▸ Try it: For the string "icon", find every matching line in the records and copy it.

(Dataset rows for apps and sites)
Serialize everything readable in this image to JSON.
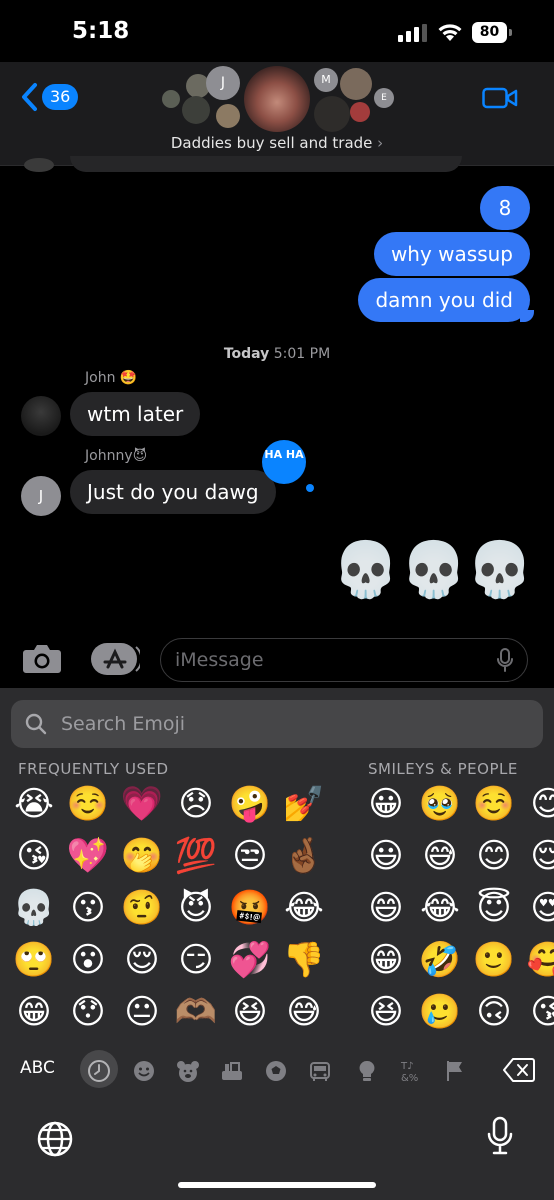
{
  "status_bar": {
    "time": "5:18",
    "battery": "80"
  },
  "header": {
    "back_count": "36",
    "group_name": "Daddies buy sell and trade",
    "avatar_initials": [
      "J",
      "M",
      "E"
    ]
  },
  "thread": {
    "outgoing": [
      "8",
      "why wassup",
      "damn you did"
    ],
    "timestamp_day": "Today",
    "timestamp_time": "5:01 PM",
    "messages": [
      {
        "sender": "John 🤩",
        "text": "wtm later"
      },
      {
        "sender": "Johnny😈",
        "text": "Just do you dawg",
        "avatar_initial": "J"
      }
    ],
    "tapback": "HA HA",
    "reaction_emoji": [
      "💀",
      "💀",
      "💀"
    ]
  },
  "composer": {
    "placeholder": "iMessage"
  },
  "keyboard": {
    "search_placeholder": "Search Emoji",
    "section_frequent": "FREQUENTLY USED",
    "section_smileys": "SMILEYS & PEOPLE",
    "frequent": [
      [
        "😭",
        "☺️",
        "💗",
        "😞",
        "🤪",
        "💅"
      ],
      [
        "😘",
        "💖",
        "🤭",
        "💯",
        "😒",
        "🤞🏾"
      ],
      [
        "💀",
        "😗",
        "🤨",
        "😈",
        "🤬",
        "😂"
      ],
      [
        "🙄",
        "😮",
        "😌",
        "😏",
        "💞",
        "👎"
      ],
      [
        "😁",
        "😯",
        "😐",
        "🫶🏽",
        "😆",
        "😅"
      ]
    ],
    "smileys": [
      [
        "😀",
        "🥹",
        "☺️",
        "😊"
      ],
      [
        "😃",
        "😅",
        "😊",
        "😌"
      ],
      [
        "😄",
        "😂",
        "😇",
        "😍"
      ],
      [
        "😁",
        "🤣",
        "🙂",
        "🥰"
      ],
      [
        "😆",
        "🥲",
        "🙃",
        "😘"
      ]
    ],
    "abc_label": "ABC",
    "categories": [
      "recent-icon",
      "smiley-icon",
      "animal-icon",
      "food-icon",
      "activity-icon",
      "travel-icon",
      "objects-icon",
      "symbols-icon",
      "flags-icon"
    ]
  }
}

▸ Written solution:
      "recent-icon",
      "smiley-icon",
      "animal-icon",
      "food-icon",
      "activity-icon",
      "travel-icon",
      "objects-icon",
      "symbols-icon",
      "flags-icon"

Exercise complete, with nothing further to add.